Predicting the location of a person lost at sea several hours after the accident is critical for a successful search and rescue operation. TRAPs are structures within the oceanic flow that are hidden to naked-eye inspections of ocean currents and that attract and trap all floating objects, including people lost at sea. Thus, knowing where TRAPs are can save lives.
TRAPs is a new method and it is important to test how well it works in real life. An interdisciplinary team consisting of coastal oceanographers, mathematicians, modelers, engineers, physicists, and U.S. Coast Guard search-and-rescue personnel tested TRAPs in three ocean field experiments mimicking the person-lost-at-sea scenario. The team released drifting buoys and manikins from a boat and then used TRAPs to find and rescue them. TRAPs correctly predicted where the objects were in these experiments. The hope is that TRAPs can be used by the Coast Guard in real search and rescue missions.

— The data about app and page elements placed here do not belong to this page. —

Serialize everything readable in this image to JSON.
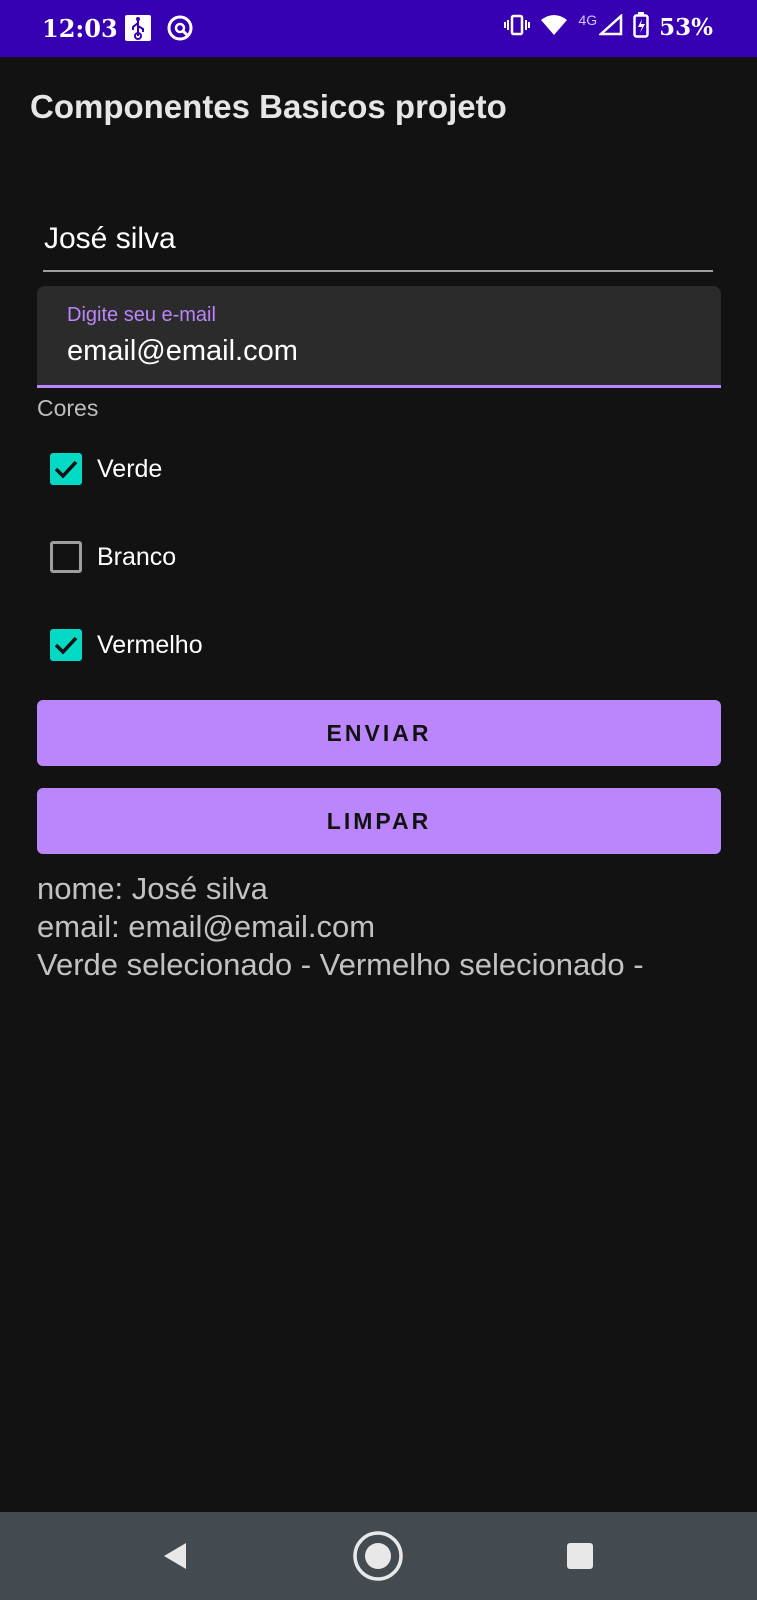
{
  "status_bar": {
    "time": "12:03",
    "network": "4G",
    "battery": "53%"
  },
  "app": {
    "title": "Componentes Basicos projeto"
  },
  "form": {
    "name_value": "José silva",
    "email_label": "Digite seu e-mail",
    "email_value": "email@email.com",
    "colors_label": "Cores",
    "checkboxes": [
      {
        "label": "Verde",
        "checked": true
      },
      {
        "label": "Branco",
        "checked": false
      },
      {
        "label": "Vermelho",
        "checked": true
      }
    ],
    "send_button": "ENVIAR",
    "clear_button": "LIMPAR"
  },
  "result": {
    "line1": "nome: José silva",
    "line2": "email: email@email.com",
    "line3": "Verde selecionado - Vermelho selecionado -"
  },
  "colors": {
    "status_bar": "#3700b3",
    "background": "#121212",
    "accent": "#bb86fc",
    "checkbox_checked": "#03dac5",
    "nav_bar": "#444b50"
  }
}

This work was true team effort: Mattia Serra (Harvard University) and George Haller (ETH Zuerich) were the developers of TRAPs technique, Pratik Sathe (University of California) helped analyze data to test TRAPs, Irina Rypina (WHOI) took the lead on carrying out field experiments to test TRAPs, Pierre Lermusiaux (MIT) ran a numerical model for predicting ocean currents so that Serra and Sathe could find where TRAPs were, Anthony Kirincich (WHOI) operated a radar system that measured ocean currents during the experiments, Shane Ross (Virginia Tech) released manikins that the team used to mimic people lost at sea, Arthur Allen (U.S. Coast Guard) helped put this work into perspective with real coastguard search and rescue missions, and Thomas Peacock (MIT) brought this team together and was overlooking this entire effort.